WORK ITEM:
Output the number of lines in the entries below with the string "authorized" in them, and nothing further.
SUPPLIED RECORDS: Begin
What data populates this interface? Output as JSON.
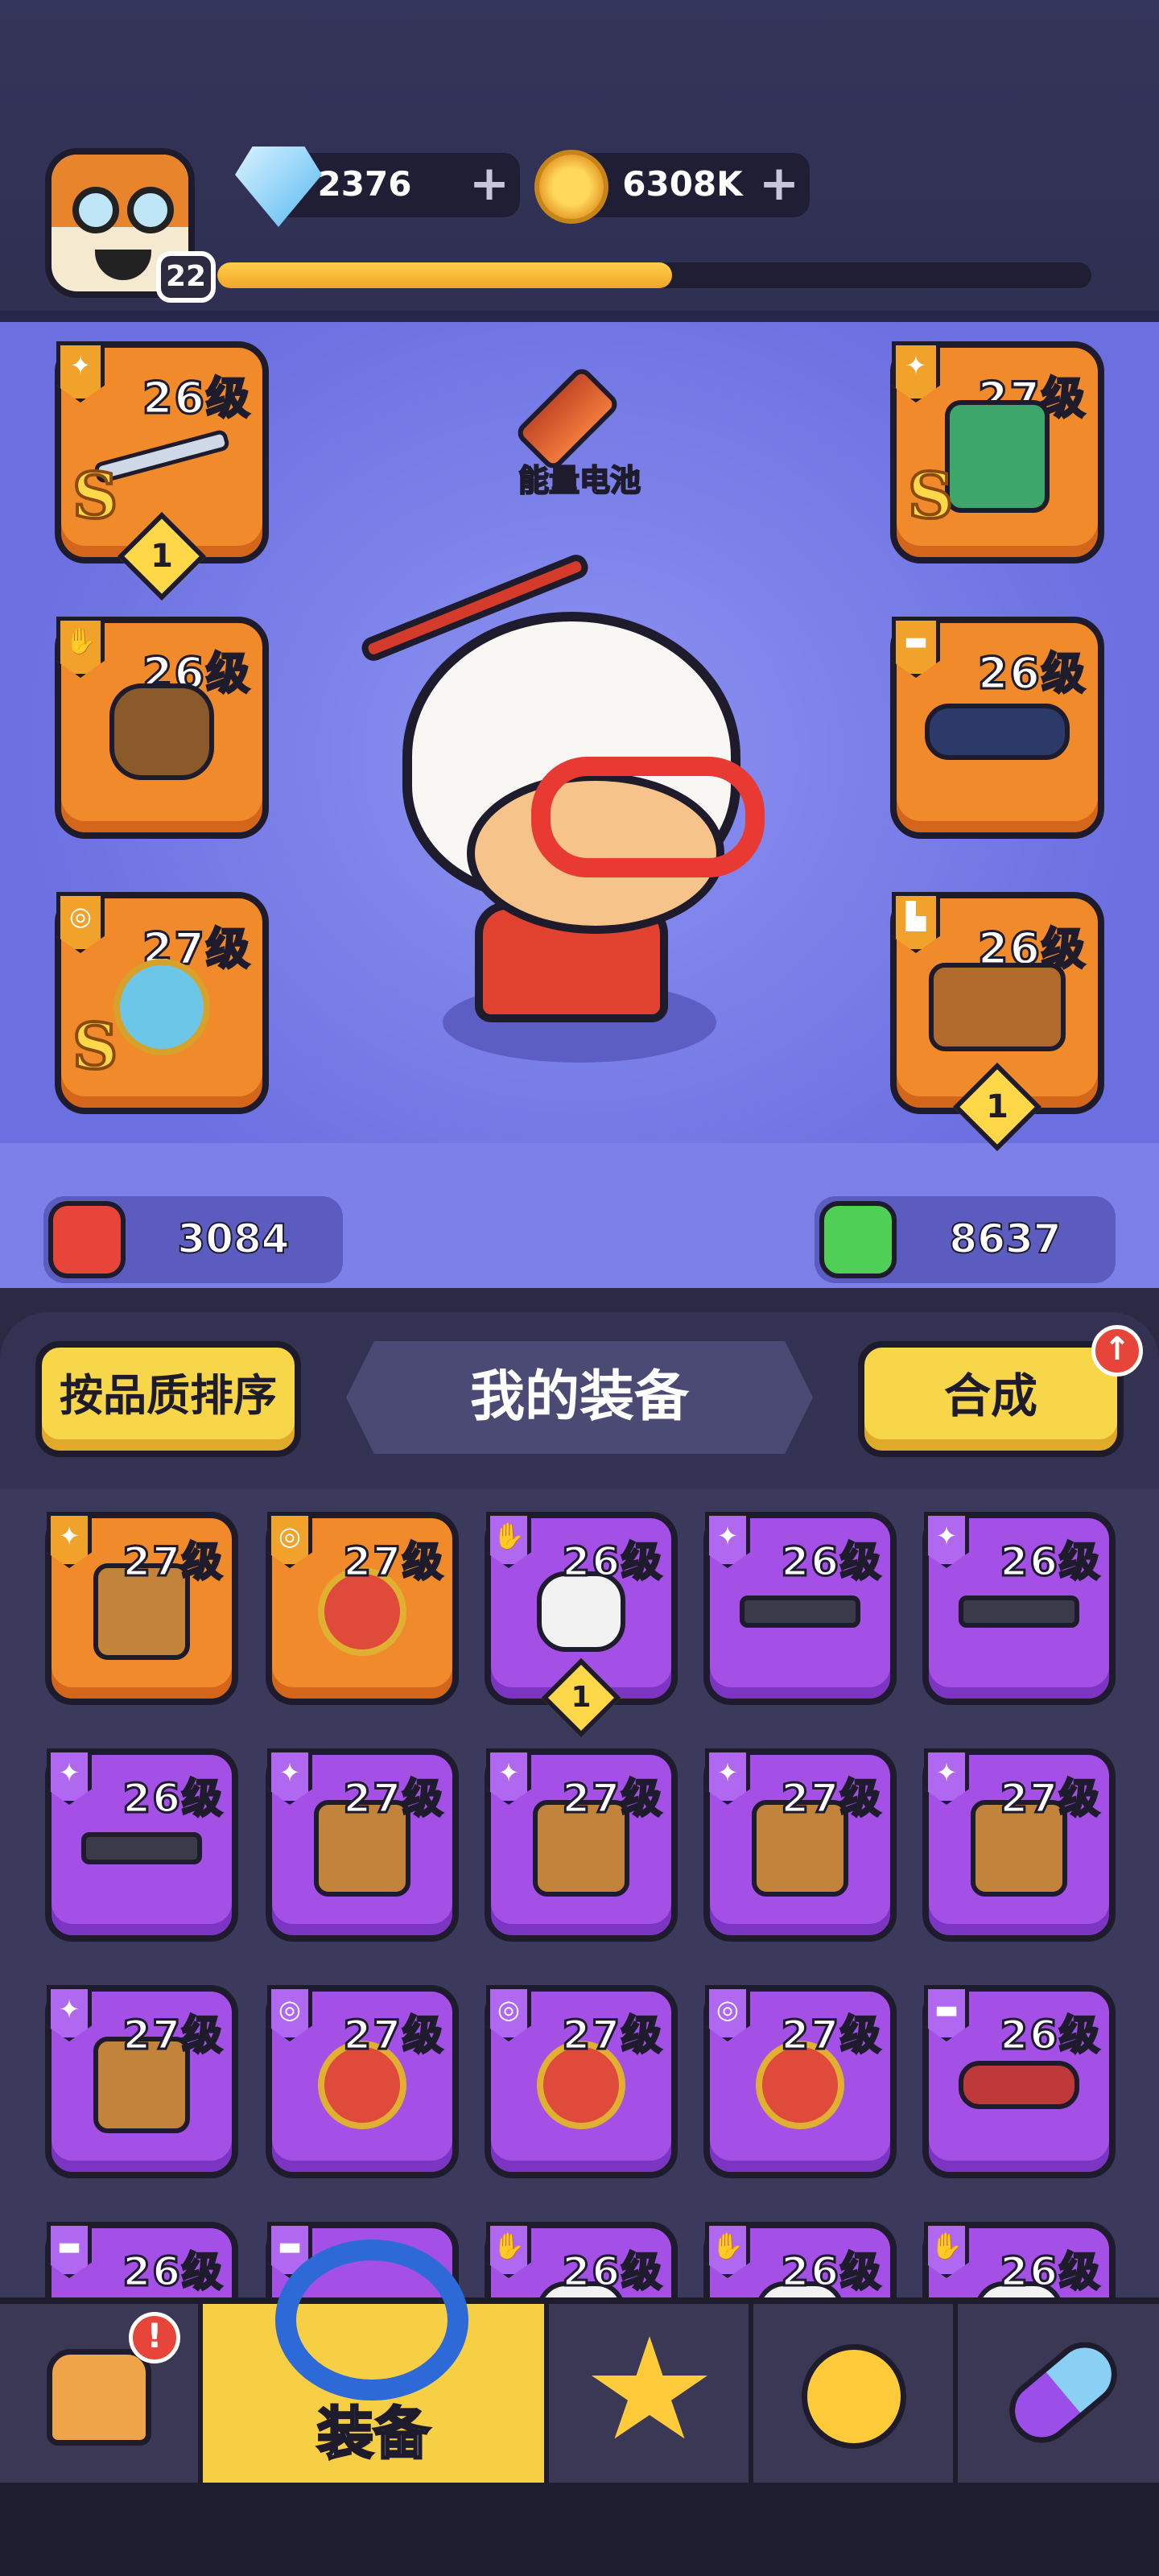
{
  "header": {
    "player_level": "22",
    "xp_progress": 0.52,
    "gems": "2376",
    "coins": "6308K",
    "plus_symbol": "+"
  },
  "hero_panel": {
    "battery_label": "能量电池",
    "slots": [
      {
        "id": "weapon",
        "level": "26级",
        "rank": "S",
        "count": "1",
        "type_icon": "gun-icon"
      },
      {
        "id": "armor",
        "level": "27级",
        "rank": "S",
        "count": null,
        "type_icon": "vest-icon"
      },
      {
        "id": "gloves",
        "level": "26级",
        "rank": null,
        "count": null,
        "type_icon": "glove-icon"
      },
      {
        "id": "belt",
        "level": "26级",
        "rank": null,
        "count": null,
        "type_icon": "belt-icon"
      },
      {
        "id": "ring",
        "level": "27级",
        "rank": "S",
        "count": null,
        "type_icon": "ring-icon"
      },
      {
        "id": "boots",
        "level": "26级",
        "rank": null,
        "count": "1",
        "type_icon": "boot-icon"
      }
    ],
    "attack": "3084",
    "health": "8637"
  },
  "inventory": {
    "sort_button": "按品质排序",
    "title": "我的装备",
    "merge_button": "合成",
    "merge_badge": "↑",
    "items": [
      {
        "level": "27级",
        "quality": "orange",
        "type_icon": "vest-icon",
        "count": null
      },
      {
        "level": "27级",
        "quality": "orange",
        "type_icon": "ring-icon",
        "count": null
      },
      {
        "level": "26级",
        "quality": "purple",
        "type_icon": "glove-icon",
        "count": "1"
      },
      {
        "level": "26级",
        "quality": "purple",
        "type_icon": "gun-icon",
        "count": null
      },
      {
        "level": "26级",
        "quality": "purple",
        "type_icon": "gun-icon",
        "count": null
      },
      {
        "level": "26级",
        "quality": "purple",
        "type_icon": "gun-icon",
        "count": null
      },
      {
        "level": "27级",
        "quality": "purple",
        "type_icon": "vest-icon",
        "count": null
      },
      {
        "level": "27级",
        "quality": "purple",
        "type_icon": "vest-icon",
        "count": null
      },
      {
        "level": "27级",
        "quality": "purple",
        "type_icon": "vest-icon",
        "count": null
      },
      {
        "level": "27级",
        "quality": "purple",
        "type_icon": "vest-icon",
        "count": null
      },
      {
        "level": "27级",
        "quality": "purple",
        "type_icon": "vest-icon",
        "count": null
      },
      {
        "level": "27级",
        "quality": "purple",
        "type_icon": "ring-icon",
        "count": null
      },
      {
        "level": "27级",
        "quality": "purple",
        "type_icon": "ring-icon",
        "count": null
      },
      {
        "level": "27级",
        "quality": "purple",
        "type_icon": "ring-icon",
        "count": null
      },
      {
        "level": "26级",
        "quality": "purple",
        "type_icon": "belt-icon",
        "count": null
      },
      {
        "level": "26级",
        "quality": "purple",
        "type_icon": "belt-icon",
        "count": null
      },
      {
        "level": "",
        "quality": "purple",
        "type_icon": "belt-icon",
        "count": null
      },
      {
        "level": "26级",
        "quality": "purple",
        "type_icon": "glove-icon",
        "count": null
      },
      {
        "level": "26级",
        "quality": "purple",
        "type_icon": "glove-icon",
        "count": null
      },
      {
        "level": "26级",
        "quality": "purple",
        "type_icon": "glove-icon",
        "count": null
      }
    ]
  },
  "nav": {
    "alert": "!",
    "tabs": [
      {
        "id": "home",
        "label": "",
        "icon": "house-icon"
      },
      {
        "id": "equipment",
        "label": "装备",
        "icon": "ring-equip-icon"
      },
      {
        "id": "talent",
        "label": "",
        "icon": "star-icon"
      },
      {
        "id": "pet",
        "label": "",
        "icon": "chick-icon"
      },
      {
        "id": "shop",
        "label": "",
        "icon": "capsule-icon"
      }
    ]
  },
  "colors": {
    "orange_quality": "#f08a2b",
    "purple_quality": "#a450e6",
    "accent_yellow": "#f7d64a",
    "attack_red": "#e8453a",
    "health_green": "#4fcf55"
  }
}
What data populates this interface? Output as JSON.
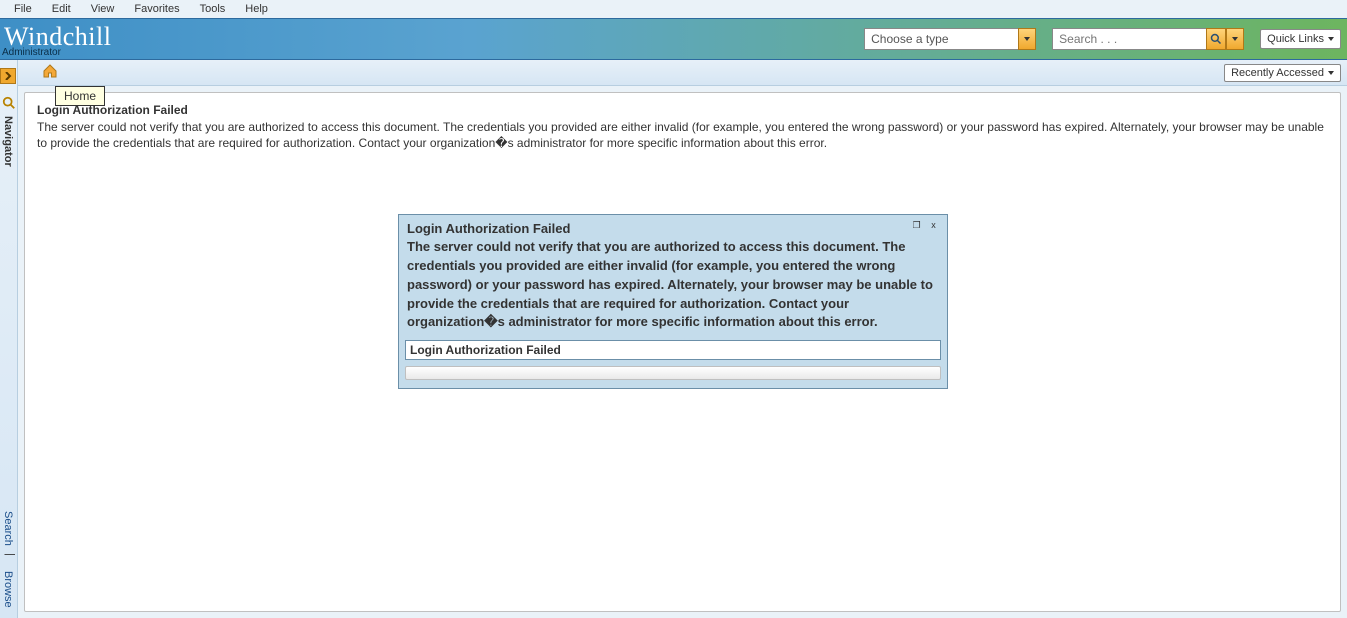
{
  "menu": {
    "items": [
      "File",
      "Edit",
      "View",
      "Favorites",
      "Tools",
      "Help"
    ]
  },
  "brand": {
    "name": "Windchill",
    "role": "Administrator"
  },
  "typechooser": {
    "placeholder": "Choose a type"
  },
  "search": {
    "placeholder": "Search . . ."
  },
  "quicklinks": {
    "label": "Quick Links"
  },
  "recent": {
    "label": "Recently Accessed"
  },
  "tooltip": {
    "text": "Home"
  },
  "sidebar": {
    "title": "Navigator",
    "search_link": "Search",
    "browse_link": "Browse",
    "sep": "|"
  },
  "error": {
    "title": "Login Authorization Failed",
    "body": "The server could not verify that you are authorized to access this document. The credentials you provided are either invalid (for example, you entered the wrong password) or your password has expired. Alternately, your browser may be unable to provide the credentials that are required for authorization. Contact your organization�s administrator for more specific information about this error."
  },
  "dialog": {
    "title": "Login Authorization Failed",
    "body": "The server could not verify that you are authorized to access this document. The credentials you provided are either invalid (for example, you entered the wrong password) or your password has expired. Alternately, your browser may be unable to provide the credentials that are required for authorization. Contact your organization�s administrator for more specific information about this error.",
    "status_field": "Login Authorization Failed",
    "min_glyph": "❐",
    "close_glyph": "x"
  }
}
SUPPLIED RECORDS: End
OUTPUT FOR THIS EXERCISE:
2